__EXERCISE GOAL__. Check each line of the records below and collect those that include the word "title".

(Entries from a dataset of interfaces)
● ● ●

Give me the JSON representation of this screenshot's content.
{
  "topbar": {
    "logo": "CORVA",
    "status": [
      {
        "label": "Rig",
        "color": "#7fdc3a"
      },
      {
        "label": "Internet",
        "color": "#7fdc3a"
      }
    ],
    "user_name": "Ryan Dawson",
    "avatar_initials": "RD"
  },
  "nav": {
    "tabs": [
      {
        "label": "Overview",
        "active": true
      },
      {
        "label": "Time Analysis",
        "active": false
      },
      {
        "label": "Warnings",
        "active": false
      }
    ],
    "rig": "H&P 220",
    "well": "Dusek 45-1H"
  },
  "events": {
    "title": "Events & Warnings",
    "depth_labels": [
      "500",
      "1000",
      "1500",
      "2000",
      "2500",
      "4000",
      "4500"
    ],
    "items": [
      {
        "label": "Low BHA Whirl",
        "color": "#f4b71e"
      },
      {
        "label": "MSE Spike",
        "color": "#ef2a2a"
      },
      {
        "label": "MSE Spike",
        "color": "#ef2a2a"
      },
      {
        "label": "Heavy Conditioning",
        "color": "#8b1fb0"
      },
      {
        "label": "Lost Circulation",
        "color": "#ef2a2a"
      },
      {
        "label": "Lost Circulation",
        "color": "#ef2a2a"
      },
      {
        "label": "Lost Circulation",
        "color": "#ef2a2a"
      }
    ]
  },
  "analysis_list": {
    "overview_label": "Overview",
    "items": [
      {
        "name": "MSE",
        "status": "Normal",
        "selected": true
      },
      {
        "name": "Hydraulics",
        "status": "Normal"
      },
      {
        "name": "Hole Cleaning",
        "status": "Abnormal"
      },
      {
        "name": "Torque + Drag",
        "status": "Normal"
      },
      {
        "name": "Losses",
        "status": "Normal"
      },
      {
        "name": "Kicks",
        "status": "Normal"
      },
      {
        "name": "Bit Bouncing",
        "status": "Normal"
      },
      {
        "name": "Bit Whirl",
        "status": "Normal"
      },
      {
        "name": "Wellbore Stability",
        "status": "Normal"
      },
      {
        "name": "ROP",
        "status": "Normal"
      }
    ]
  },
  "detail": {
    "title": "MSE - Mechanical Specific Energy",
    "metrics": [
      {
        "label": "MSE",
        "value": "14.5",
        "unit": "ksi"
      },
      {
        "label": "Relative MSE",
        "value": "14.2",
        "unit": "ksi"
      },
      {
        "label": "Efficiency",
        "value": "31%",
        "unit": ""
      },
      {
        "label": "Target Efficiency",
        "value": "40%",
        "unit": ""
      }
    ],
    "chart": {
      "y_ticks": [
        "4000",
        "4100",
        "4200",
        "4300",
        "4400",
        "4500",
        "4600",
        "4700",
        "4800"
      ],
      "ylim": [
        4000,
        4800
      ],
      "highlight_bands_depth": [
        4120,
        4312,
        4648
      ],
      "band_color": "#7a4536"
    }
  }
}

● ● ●

__TASK RESPONSE__.
    "title": "Events & Warnings",
    "title": "MSE - Mechanical Specific Energy",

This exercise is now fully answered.